GETTING YOUR COSTS SCHEDULE IN COURT AND IN TIME

Frankly many observers will consider that the defendant was lucky in obtaining an order for costs.

  • In several reported cases the sanction imposed for failing to file a costs schedule in time has been that no costs have been awarded.  See the report from Costs Advocates on Williams -v- Hardy 
  • I have been involved in an application [ironically enough a relief from sanctions application] where the successful defendant failed to file a schedule of costs. The judge held that they could only receive costs if they made a specific application for relief from sanctions.

OTHER LESSONS TO BE LEARNT

Sometimes the hardest job in litigation is advising a client that the optimistic claim being advanced is not supported by the evidence.  It is important that clear and robust advice is given whenever a realistic offer is made.  Careful consideration needs to be given as to whether the evidence actually supports the claim being made.  Some (and I stress some, and this is only a small minority) see a personal injury claim as a dash for cash. It is not. It is an appraisal (and what will be a highly critical appraisal) of the losses and future needs arising out of their injuries.

There is often (indeed almost always) an irony that a claimant who inflates a claim receives less than he or she would have received if the matter had been pursued honestly.  (This may not be an irony but, on consideration, be quite fair).  The Rehill case went to the Court of Appeal (twice) and the claimant lost (twice).  Some litigants would benefit from extremely robust advice at times. [Which is not to say Mr Rehill did not receive robust advice.  The indications in the judgments appear to be that he was being far from candid with his doctors and his lawyers].

OFFERS OF SETTLEMENT

The other clear lesson is that offers of settlement can be relevant, even if they are later withdrawn.

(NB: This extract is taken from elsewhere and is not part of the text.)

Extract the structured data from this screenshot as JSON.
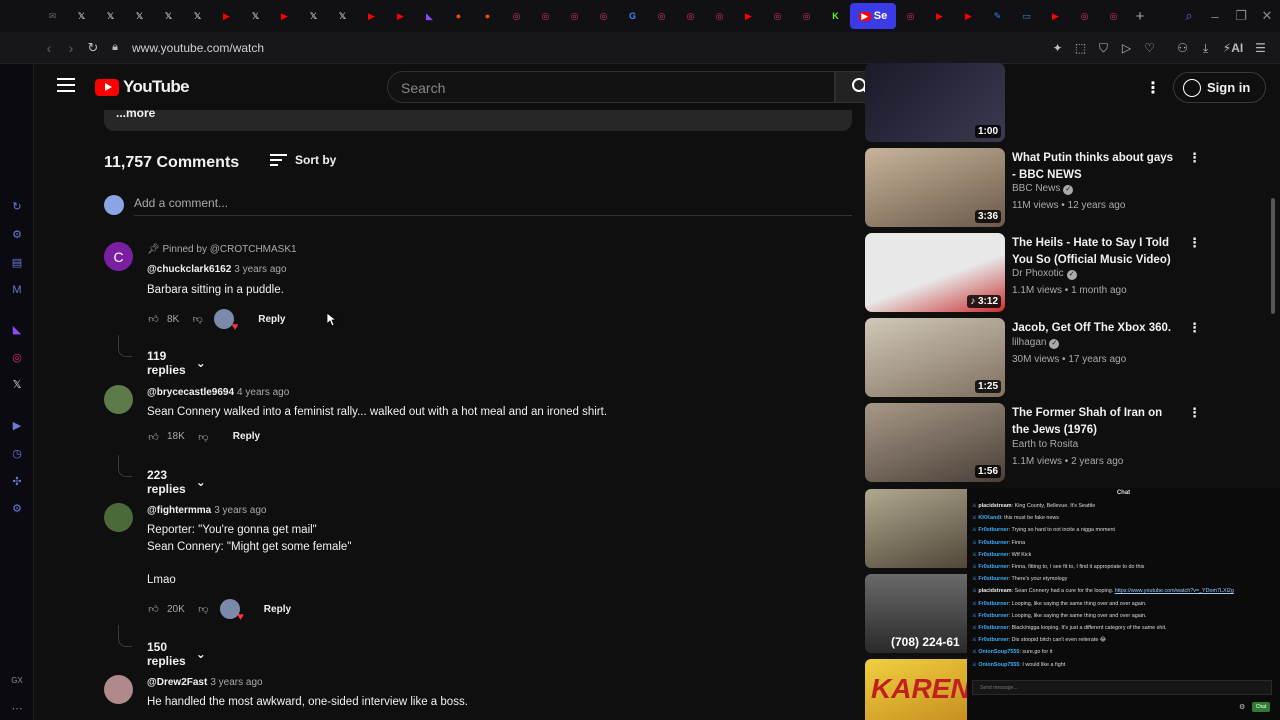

This highlights the need to consider all offers of settlement with extreme care. There is a duty to warn the litigant of all the possible consequences.